“It gives me the ability when I’m talking to site selectors, future businesses, especially in the healthcare services or medical technology field,” to offer that service citywide, Alfin said. “Pharmaceutical companies, medical research companies, medical technology companies need this gig speed. They can’t even look at us without it. So we will be the fastest in the area. That gives us a leg up in attracting these people, which again begins to balance our demographic and our tax base simultaneously here in the city of Palm Coast. So there’s a value here to our existing residents, but especially to our future residents.”
Alfin spoke of his own experience, transitioning from slide rules to the internet. But the new generation, he said, grew up only in the era of the internet, not knowing anything else. “So we’re also reaching out to the next generation for the future of Palm Coast as well, which I think is really important,” the mayor said.
He said there’s been few complaints from residents as Metronet has dug up swales for its work, occasionally severing utility lines. “In this kind of an exercise, you’re invariably going to run into something. Yeah, cut something,” Alfin said. “But our number of complaints is minimal. Better than that: I’ve talked to the boots on the ground and congratulated these folks over here. The response to a customer ticket on a complaint has been extraordinarily fast. The supervisors shows up, they get it resolved. Sometimes they get it resolved so fast, the customer calls City Hall to cancel the ticket because it’s already been taken care of.”

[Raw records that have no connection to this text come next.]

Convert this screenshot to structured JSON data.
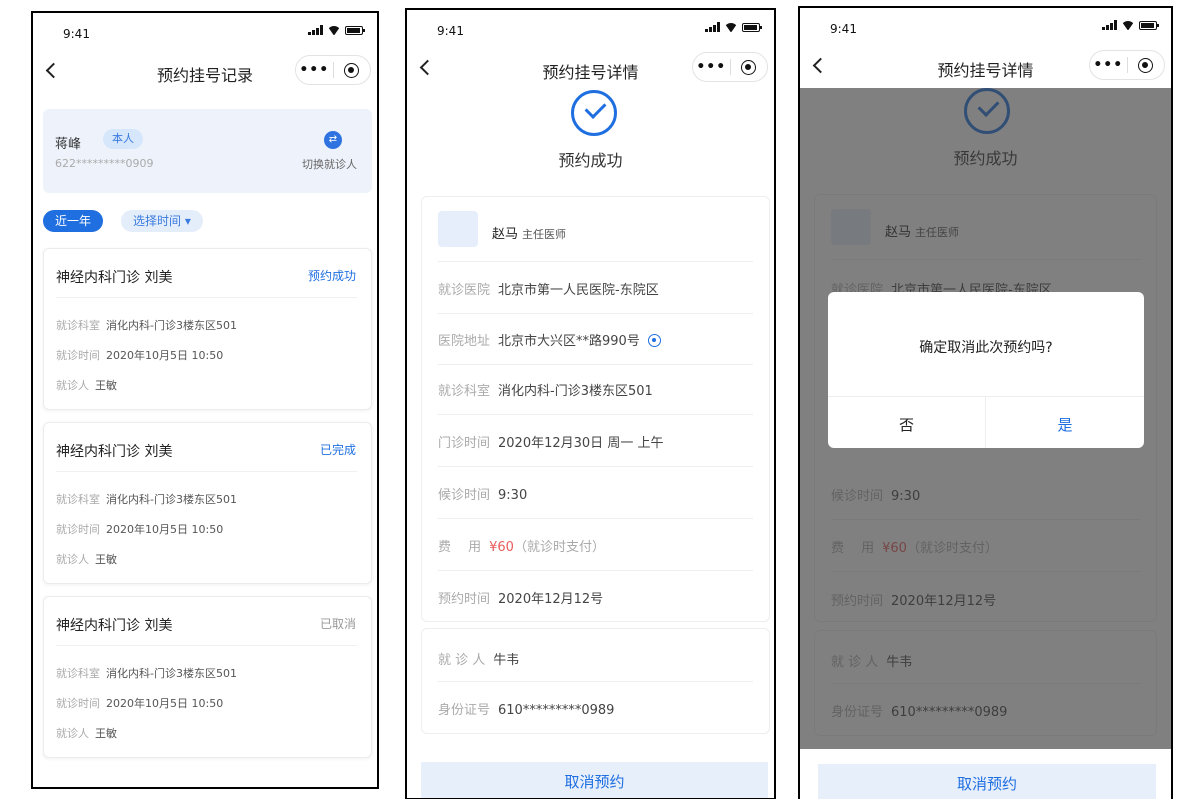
{
  "status_time": "9:41",
  "colors": {
    "primary": "#1f6fe0",
    "price": "#e85b5b",
    "done_gray": "#999999"
  },
  "records": {
    "title": "预约挂号记录",
    "patient": {
      "name": "蒋峰",
      "tag": "本人",
      "card": "622*********0909",
      "switch_label": "切换就诊人",
      "switch_icon": "swap-icon"
    },
    "filters": {
      "range": "近一年",
      "select_time": "选择时间 ▾"
    },
    "items": [
      {
        "title": "神经内科门诊 刘美",
        "status": "预约成功",
        "status_color": "#1f6fe0",
        "dept_label": "就诊科室",
        "dept": "消化内科-门诊3楼东区501",
        "time_label": "就诊时间",
        "time": "2020年10月5日 10:50",
        "person_label": "就诊人",
        "person": "王敏"
      },
      {
        "title": "神经内科门诊 刘美",
        "status": "已完成",
        "status_color": "#1f6fe0",
        "dept_label": "就诊科室",
        "dept": "消化内科-门诊3楼东区501",
        "time_label": "就诊时间",
        "time": "2020年10月5日 10:50",
        "person_label": "就诊人",
        "person": "王敏"
      },
      {
        "title": "神经内科门诊 刘美",
        "status": "已取消",
        "status_color": "#999999",
        "dept_label": "就诊科室",
        "dept": "消化内科-门诊3楼东区501",
        "time_label": "就诊时间",
        "time": "2020年10月5日 10:50",
        "person_label": "就诊人",
        "person": "王敏"
      }
    ]
  },
  "detail": {
    "title": "预约挂号详情",
    "success_text": "预约成功",
    "doctor": {
      "name": "赵马",
      "title": "主任医师"
    },
    "rows": [
      {
        "label": "就诊医院",
        "value": "北京市第一人民医院-东院区"
      },
      {
        "label": "医院地址",
        "value": "北京市大兴区**路990号"
      },
      {
        "label": "就诊科室",
        "value": "消化内科-门诊3楼东区501"
      },
      {
        "label": "门诊时间",
        "value": "2020年12月30日 周一 上午"
      },
      {
        "label": "候诊时间",
        "value": "9:30"
      },
      {
        "label": "费　 用",
        "value": "¥60",
        "suffix": "（就诊时支付）"
      },
      {
        "label": "预约时间",
        "value": "2020年12月12号"
      }
    ],
    "visitor": {
      "label": "就 诊 人",
      "name": "牛韦",
      "id_label": "身份证号",
      "id": "610*********0989"
    },
    "cancel_label": "取消预约"
  },
  "dialog": {
    "message": "确定取消此次预约吗?",
    "no": "否",
    "yes": "是"
  }
}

Palm Coast government a decade and a half ago was big into its own broadband system, what it called Palm Coast Fibernet. It still runs the system, and at one point only a few years ago one of its council members saw it as a bounty of revenue. It hasn’t panned out that way. Metronet now risks making it redundant. “Maybe in the long term it becomes unimportant,” Alfin said. “Certainly with a speed advantage you could make that case, but I’m not willing to give up that last line of security just yet.”

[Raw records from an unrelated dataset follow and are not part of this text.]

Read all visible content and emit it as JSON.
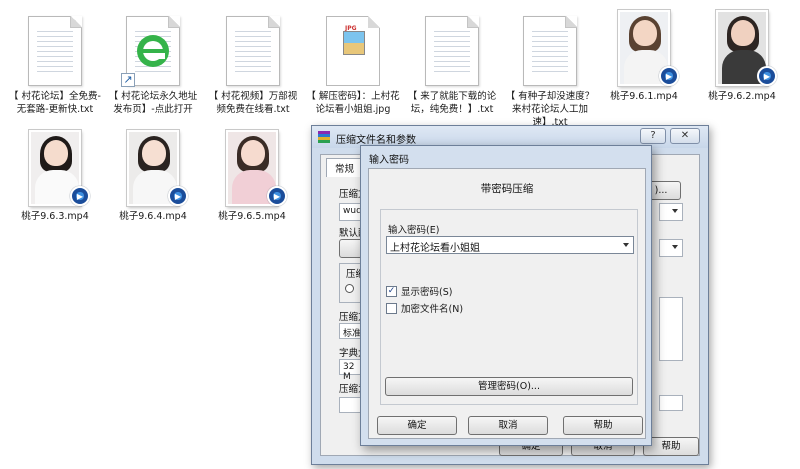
{
  "desktop": {
    "files": [
      {
        "label": "【 村花论坛】全免费-无套路-更新快.txt",
        "icon": "text-file-icon"
      },
      {
        "label": "【 村花论坛永久地址发布页】-点此打开",
        "icon": "ie-shortcut-icon"
      },
      {
        "label": "【 村花视频】万部视频免费在线看.txt",
        "icon": "text-file-icon"
      },
      {
        "label": "【 解压密码】：上村花论坛看小姐姐.jpg",
        "icon": "jpg-file-icon",
        "badge": "JPG"
      },
      {
        "label": "【 来了就能下载的论坛，纯免费！】.txt",
        "icon": "text-file-icon"
      },
      {
        "label": "【 有种子却没速度？来村花论坛人工加速】.txt",
        "icon": "text-file-icon"
      },
      {
        "label": "桃子9.6.1.mp4",
        "icon": "video-file-icon"
      },
      {
        "label": "桃子9.6.2.mp4",
        "icon": "video-file-icon"
      },
      {
        "label": "桃子9.6.3.mp4",
        "icon": "video-file-icon"
      },
      {
        "label": "桃子9.6.4.mp4",
        "icon": "video-file-icon"
      },
      {
        "label": "桃子9.6.5.mp4",
        "icon": "video-file-icon"
      }
    ]
  },
  "outer_dialog": {
    "title": "压缩文件名和参数",
    "help_button": "?",
    "close_button": "✕",
    "tab_general": "常规",
    "label_archive": "压缩文",
    "archive_name": "wuda",
    "label_default": "默认配",
    "label_format": "压缩",
    "label_method": "压缩方",
    "method_value": "标准",
    "label_dict": "字典大",
    "dict_value": "32 M",
    "label_split": "压缩为",
    "browse_button": ")...",
    "ok_button": "确定",
    "cancel_button": "取消",
    "help_btn_label": "帮助"
  },
  "password_dialog": {
    "title": "输入密码",
    "heading": "带密码压缩",
    "password_label": "输入密码(E)",
    "password_value": "上村花论坛看小姐姐",
    "show_password_label": "显示密码(S)",
    "show_password_checked": true,
    "encrypt_names_label": "加密文件名(N)",
    "encrypt_names_checked": false,
    "manage_button": "管理密码(O)...",
    "ok_button": "确定",
    "cancel_button": "取消",
    "help_button": "帮助"
  }
}
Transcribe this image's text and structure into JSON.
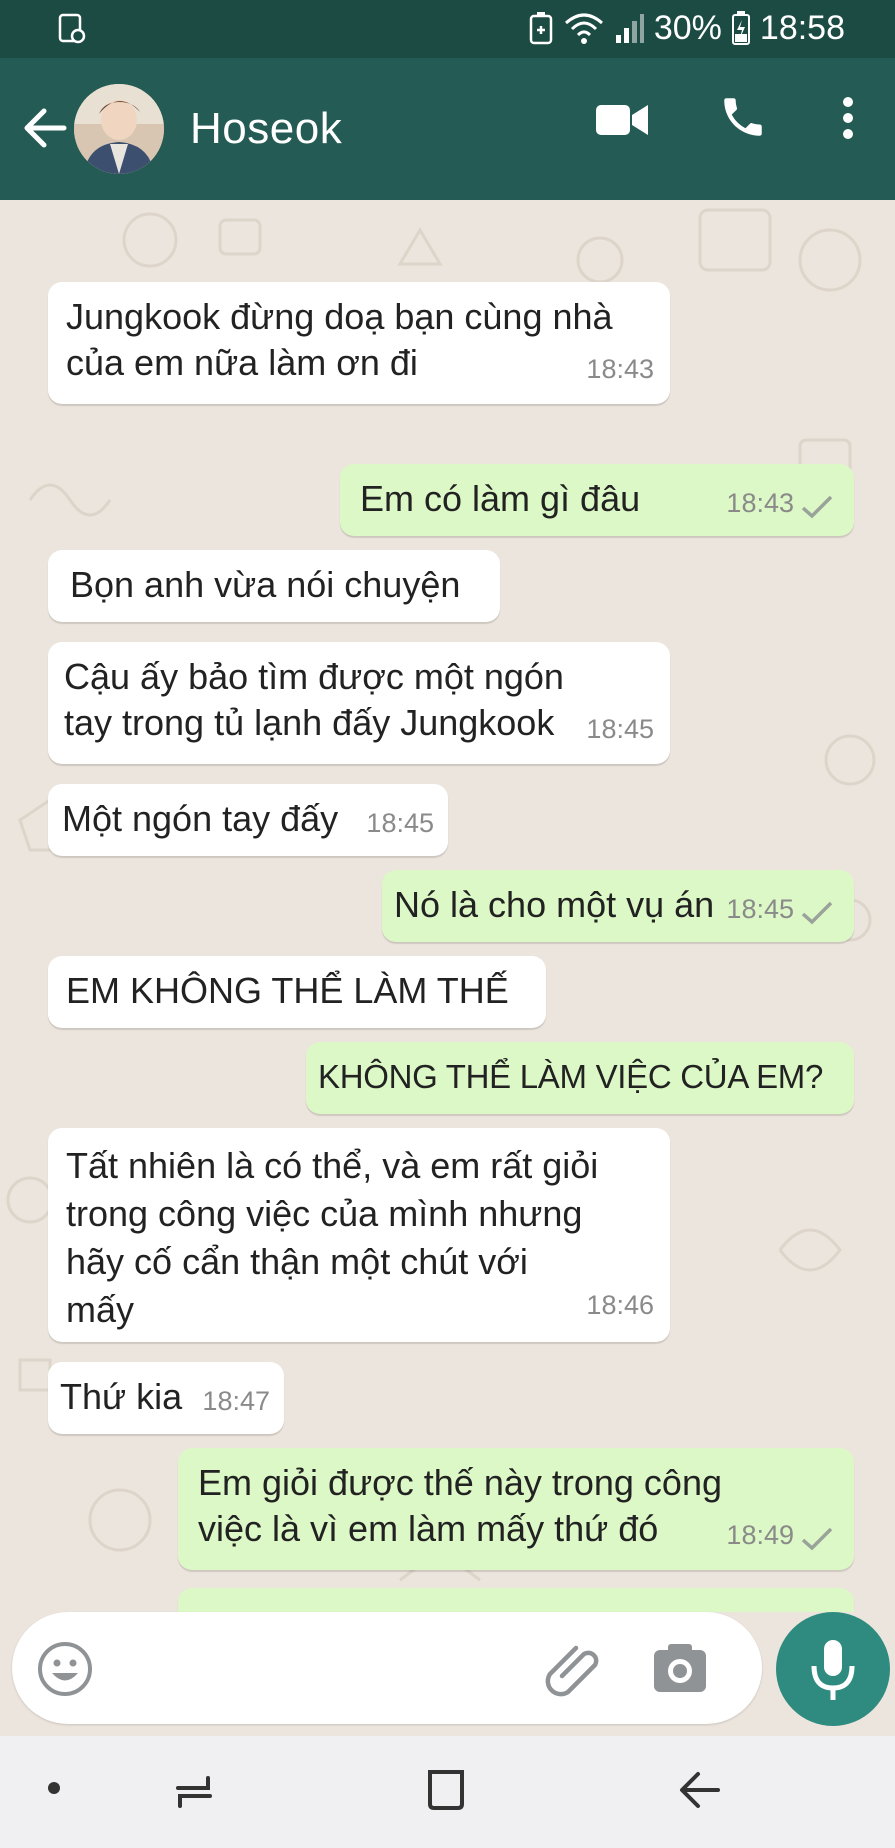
{
  "status_bar": {
    "battery_percent": "30%",
    "time": "18:58"
  },
  "app_bar": {
    "contact_name": "Hoseok"
  },
  "messages": [
    {
      "direction": "in",
      "lines": [
        "Jungkook đừng doạ bạn cùng nhà",
        "của em nữa làm ơn đi"
      ],
      "time": "18:43"
    },
    {
      "direction": "out",
      "lines": [
        "Em có làm gì đâu"
      ],
      "time": "18:43"
    },
    {
      "direction": "in",
      "lines": [
        "Bọn anh vừa nói chuyện"
      ],
      "time": ""
    },
    {
      "direction": "in",
      "lines": [
        "Cậu ấy bảo tìm được một ngón",
        "tay trong tủ lạnh đấy Jungkook"
      ],
      "time": "18:45"
    },
    {
      "direction": "in",
      "lines": [
        "Một ngón tay đấy"
      ],
      "time": "18:45"
    },
    {
      "direction": "out",
      "lines": [
        "Nó là cho một vụ án"
      ],
      "time": "18:45"
    },
    {
      "direction": "in",
      "lines": [
        "EM KHÔNG THỂ LÀM THẾ"
      ],
      "time": ""
    },
    {
      "direction": "out",
      "lines": [
        "KHÔNG THỂ LÀM VIỆC CỦA EM?"
      ],
      "time": ""
    },
    {
      "direction": "in",
      "lines": [
        "Tất nhiên là có thể, và em rất giỏi",
        "trong công việc của mình nhưng",
        "hãy cố cẩn thận một chút với",
        "mấy"
      ],
      "time": "18:46"
    },
    {
      "direction": "in",
      "lines": [
        "Thứ kia"
      ],
      "time": "18:47"
    },
    {
      "direction": "out",
      "lines": [
        "Em giỏi được thế này trong công",
        "việc là vì em làm mấy thứ đó"
      ],
      "time": "18:49"
    }
  ],
  "icons": {
    "back": "arrow-left-icon",
    "video": "video-camera-icon",
    "call": "phone-icon",
    "menu": "more-vert-icon",
    "emoji": "emoji-icon",
    "attach": "paperclip-icon",
    "camera": "camera-icon",
    "mic": "microphone-icon"
  },
  "colors": {
    "app_bar": "#245c55",
    "outgoing_bubble": "#dcf8c6",
    "incoming_bubble": "#ffffff",
    "chat_background": "#ece5dd",
    "mic_button": "#2f8b7f"
  }
}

But Alfin conceded that Fibernet’s original vision is defunct: “The original model included a component which would be a a new revenue stream for the city, which would be ideal, but no longer realistic,” he said, “and quite frankly, the city could never keep up with technology as fast as we’ve talked about before. The city doesn’t have the wherewithal or the professional experience to be competitive with companies that are dedicated full time to this kind of exercise.”